Action item →
Return all lines from the listing below in which "property" appears.
--------------------
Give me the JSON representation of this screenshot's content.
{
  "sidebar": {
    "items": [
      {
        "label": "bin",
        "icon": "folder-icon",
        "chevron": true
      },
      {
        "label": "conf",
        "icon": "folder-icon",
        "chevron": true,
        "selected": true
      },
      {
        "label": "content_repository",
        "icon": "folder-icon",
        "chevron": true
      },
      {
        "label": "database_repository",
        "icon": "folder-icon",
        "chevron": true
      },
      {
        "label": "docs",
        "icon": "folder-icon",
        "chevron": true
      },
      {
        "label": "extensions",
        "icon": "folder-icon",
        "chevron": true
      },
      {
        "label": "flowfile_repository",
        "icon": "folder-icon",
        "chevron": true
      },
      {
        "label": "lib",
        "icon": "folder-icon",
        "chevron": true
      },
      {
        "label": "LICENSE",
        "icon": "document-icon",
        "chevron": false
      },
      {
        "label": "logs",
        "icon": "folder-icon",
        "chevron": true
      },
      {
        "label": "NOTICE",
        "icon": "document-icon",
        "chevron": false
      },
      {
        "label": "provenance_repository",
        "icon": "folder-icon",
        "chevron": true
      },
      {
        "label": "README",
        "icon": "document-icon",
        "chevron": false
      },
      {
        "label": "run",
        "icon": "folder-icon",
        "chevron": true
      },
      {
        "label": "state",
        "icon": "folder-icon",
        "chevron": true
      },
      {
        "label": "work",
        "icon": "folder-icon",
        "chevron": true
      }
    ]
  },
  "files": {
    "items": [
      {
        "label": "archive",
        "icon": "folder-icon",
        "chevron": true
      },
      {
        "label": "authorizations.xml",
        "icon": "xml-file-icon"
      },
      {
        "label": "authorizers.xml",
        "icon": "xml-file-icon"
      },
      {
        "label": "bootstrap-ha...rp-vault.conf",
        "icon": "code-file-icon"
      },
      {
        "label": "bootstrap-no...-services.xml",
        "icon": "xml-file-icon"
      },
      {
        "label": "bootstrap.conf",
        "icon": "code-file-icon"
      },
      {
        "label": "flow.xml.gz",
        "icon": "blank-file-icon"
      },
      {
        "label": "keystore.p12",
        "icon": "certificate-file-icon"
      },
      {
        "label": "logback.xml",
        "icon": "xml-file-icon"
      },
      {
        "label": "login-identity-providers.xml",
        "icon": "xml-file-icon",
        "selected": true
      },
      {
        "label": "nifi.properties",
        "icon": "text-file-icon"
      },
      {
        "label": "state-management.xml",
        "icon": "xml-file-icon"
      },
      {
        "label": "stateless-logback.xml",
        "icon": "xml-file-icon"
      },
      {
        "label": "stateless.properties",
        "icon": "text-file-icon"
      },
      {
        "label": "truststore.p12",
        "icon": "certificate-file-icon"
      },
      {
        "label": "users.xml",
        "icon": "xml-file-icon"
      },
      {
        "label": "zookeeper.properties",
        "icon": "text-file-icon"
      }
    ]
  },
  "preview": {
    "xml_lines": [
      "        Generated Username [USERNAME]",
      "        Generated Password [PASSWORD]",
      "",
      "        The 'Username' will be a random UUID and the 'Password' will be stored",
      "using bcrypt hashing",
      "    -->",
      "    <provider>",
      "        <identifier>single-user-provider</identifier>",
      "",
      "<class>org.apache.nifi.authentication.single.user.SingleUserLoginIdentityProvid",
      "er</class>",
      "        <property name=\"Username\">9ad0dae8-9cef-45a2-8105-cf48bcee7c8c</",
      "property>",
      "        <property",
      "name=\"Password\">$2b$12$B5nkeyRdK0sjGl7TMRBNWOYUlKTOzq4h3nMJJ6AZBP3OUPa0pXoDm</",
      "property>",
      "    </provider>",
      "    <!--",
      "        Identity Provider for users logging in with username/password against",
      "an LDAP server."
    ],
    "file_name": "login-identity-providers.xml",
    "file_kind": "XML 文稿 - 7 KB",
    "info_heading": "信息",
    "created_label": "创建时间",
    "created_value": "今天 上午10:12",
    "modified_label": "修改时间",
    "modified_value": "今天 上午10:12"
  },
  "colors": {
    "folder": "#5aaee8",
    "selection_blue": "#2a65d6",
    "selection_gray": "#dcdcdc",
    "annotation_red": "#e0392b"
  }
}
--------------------
Solution to this problem →
      "        <property name=\"Username\">9ad0dae8-9cef-45a2-8105-cf48bcee7c8c</",
      "property>",
      "        <property",
      "property>",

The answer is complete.